### Requirement
Please keep the images out and set down the data exactly as given.

Listed entries Block Start

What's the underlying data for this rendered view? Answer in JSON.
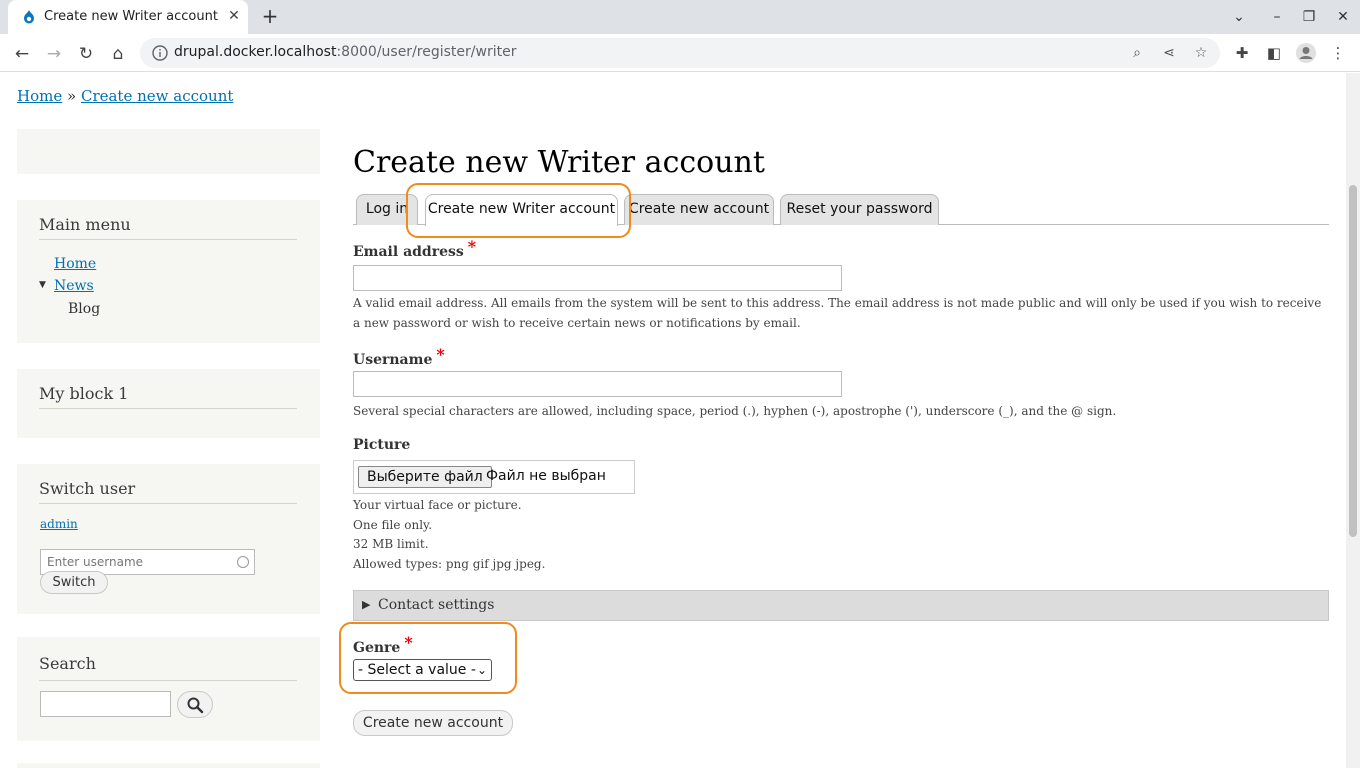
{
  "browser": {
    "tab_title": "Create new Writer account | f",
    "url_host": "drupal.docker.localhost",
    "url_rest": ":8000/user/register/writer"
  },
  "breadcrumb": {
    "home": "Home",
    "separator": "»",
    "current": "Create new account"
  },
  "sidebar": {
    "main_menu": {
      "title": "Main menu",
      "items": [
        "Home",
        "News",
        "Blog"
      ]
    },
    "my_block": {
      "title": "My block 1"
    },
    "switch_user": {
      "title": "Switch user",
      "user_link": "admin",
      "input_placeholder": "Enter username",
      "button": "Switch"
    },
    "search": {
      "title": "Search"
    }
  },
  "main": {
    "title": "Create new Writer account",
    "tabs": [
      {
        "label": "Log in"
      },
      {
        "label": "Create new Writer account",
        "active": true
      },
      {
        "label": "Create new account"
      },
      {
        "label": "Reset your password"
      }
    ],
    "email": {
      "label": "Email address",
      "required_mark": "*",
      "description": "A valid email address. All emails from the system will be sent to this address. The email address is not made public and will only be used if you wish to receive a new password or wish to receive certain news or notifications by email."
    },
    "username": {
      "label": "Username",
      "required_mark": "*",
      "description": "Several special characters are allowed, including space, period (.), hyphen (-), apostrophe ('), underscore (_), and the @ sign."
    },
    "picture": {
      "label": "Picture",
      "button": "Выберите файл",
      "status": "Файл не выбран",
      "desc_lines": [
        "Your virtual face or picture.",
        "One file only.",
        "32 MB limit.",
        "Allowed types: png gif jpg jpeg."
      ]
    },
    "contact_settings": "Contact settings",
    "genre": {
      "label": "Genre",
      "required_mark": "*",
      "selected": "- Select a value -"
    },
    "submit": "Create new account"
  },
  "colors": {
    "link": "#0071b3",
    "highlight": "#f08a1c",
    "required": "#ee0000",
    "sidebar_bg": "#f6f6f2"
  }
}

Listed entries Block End

### Answer to this exercise
What's the underlying data for this rendered view? Answer in JSON.
{
  "browser": {
    "tab_title": "Create new Writer account | f",
    "url_host": "drupal.docker.localhost",
    "url_rest": ":8000/user/register/writer"
  },
  "breadcrumb": {
    "home": "Home",
    "separator": "»",
    "current": "Create new account"
  },
  "sidebar": {
    "main_menu": {
      "title": "Main menu",
      "items": [
        "Home",
        "News",
        "Blog"
      ]
    },
    "my_block": {
      "title": "My block 1"
    },
    "switch_user": {
      "title": "Switch user",
      "user_link": "admin",
      "input_placeholder": "Enter username",
      "button": "Switch"
    },
    "search": {
      "title": "Search"
    }
  },
  "main": {
    "title": "Create new Writer account",
    "tabs": [
      {
        "label": "Log in"
      },
      {
        "label": "Create new Writer account",
        "active": true
      },
      {
        "label": "Create new account"
      },
      {
        "label": "Reset your password"
      }
    ],
    "email": {
      "label": "Email address",
      "required_mark": "*",
      "description": "A valid email address. All emails from the system will be sent to this address. The email address is not made public and will only be used if you wish to receive a new password or wish to receive certain news or notifications by email."
    },
    "username": {
      "label": "Username",
      "required_mark": "*",
      "description": "Several special characters are allowed, including space, period (.), hyphen (-), apostrophe ('), underscore (_), and the @ sign."
    },
    "picture": {
      "label": "Picture",
      "button": "Выберите файл",
      "status": "Файл не выбран",
      "desc_lines": [
        "Your virtual face or picture.",
        "One file only.",
        "32 MB limit.",
        "Allowed types: png gif jpg jpeg."
      ]
    },
    "contact_settings": "Contact settings",
    "genre": {
      "label": "Genre",
      "required_mark": "*",
      "selected": "- Select a value -"
    },
    "submit": "Create new account"
  },
  "colors": {
    "link": "#0071b3",
    "highlight": "#f08a1c",
    "required": "#ee0000",
    "sidebar_bg": "#f6f6f2"
  }
}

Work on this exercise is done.